Anthropomorphic Feet May Reduce Risk to OI Implants
February 17, 2021
A study conducted by Mark Pitkin, PhD, and Laurent Frossard, PhD, focused on the loading effects of prosthetic feet on osseointegrated (OI) implants. Their results showed that a foot with anthropomorphic characteristics (i.e., the ability to mimic the function and stiffness of a natural ankle), tended to decrease maximal loads at the bone-implant interface and may minimize risks to the interface. The information can help prosthetists make evidence-based decisions about the best options when fitting patients who have bone-anchored prostheses, such as the selection of components and alignment of the prosthesis.
Frossard said that in discussions about OI, the role of the prosthetist as the "primary point of contact for consumers and responsible for prosthetic loading" has been overlooked. "We often forget that prosthetists play a key role in the prevention of load-related adverse events when fitting bone-anchored bionics prostheses," he said.
OI implants carry risks such as early loosening, mechanical failure of percutaneous and medullar parts, periprosthetic issues, and infections, the authors noted. Underloading can lead to early loosening and infection, but overloading might compromise the bone-implant interface. Therefore, the researchers sought a "Goldilocks" loading regimen (loading that is neither too much nor too little) for safe and efficient development of osseointegration around the implant during rehabilitation and beyond.
The authors' hypothesis was that ideal loading could be achieved with a prosthetic ankle that showed a moment-angle relationship similar to a sound ankle. The Free-Flow foot was selected for its anthropomorphicity demonstrated in previous studies with amputees using traditional socket attachments.
"The Free Flow foot was initially designed by WillowWood to be anthropomorphic. So it made sense to test the anthropomorphic characteristics of this particular foot and to compare it to other feet with non-anthropomorphic designs," Frossard said.
Pitkin and Frossard calculated the slope of the moment-angle curve (stiffness) twice for each of the four able-bodied participants in experiment 1: for the first half and for the second half of the moment-angle curve.
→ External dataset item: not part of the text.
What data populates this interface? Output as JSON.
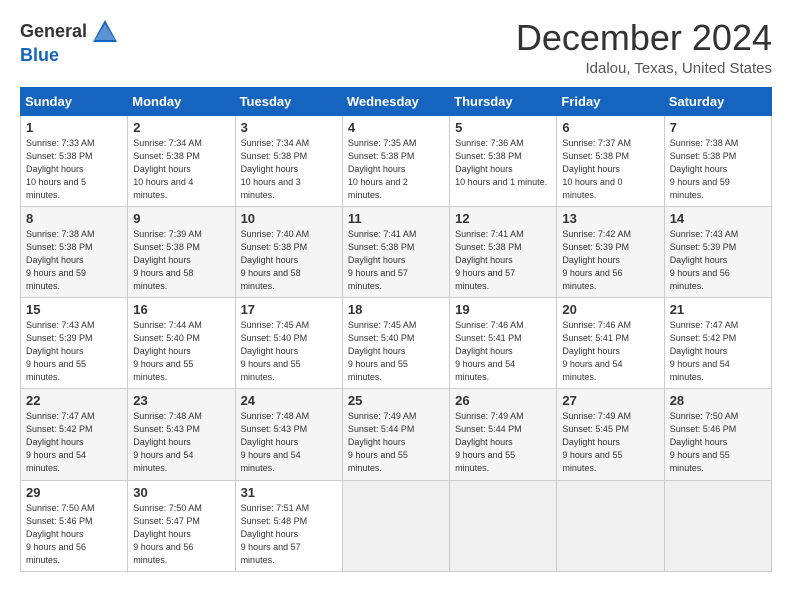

The difference of stiffnesses (those at the second half minus at the first half) was called the index of anthropomorphicity (IA).
In experiment 2, the same recordings and calculations were performed for three participants fitted with transtibial osseointegrated fixation during walking with their usual prosthetic feet and the Free-Flow Foot.
The IA was 5.88 ± 0.93 for the able-bodied participants, indicating that the stiffness during the first part of the dorsiflexion phase was substantially less than during the second parts, as the calf muscles resisted to angulation in the ankle substantially less than during the second part of dorsiflexion phase.
For amputees fitted with the Free-Flow foot, IA was 2.68 ± 1.09 and −2.97 ± 2.37 for the same amputees fitted with their usual feet.
"Understanding the missing links between anthropomorphicity of bionic feet and developments of osseointegration is key for an evidence-based fitting of bone-anchored bionics prostheses," Froussard said.
The open-access study, "Loading Effect of Prosthetic Feet's Anthropomorphicity on Transtibial Osseointegrated Implant," was published in Military Medicine.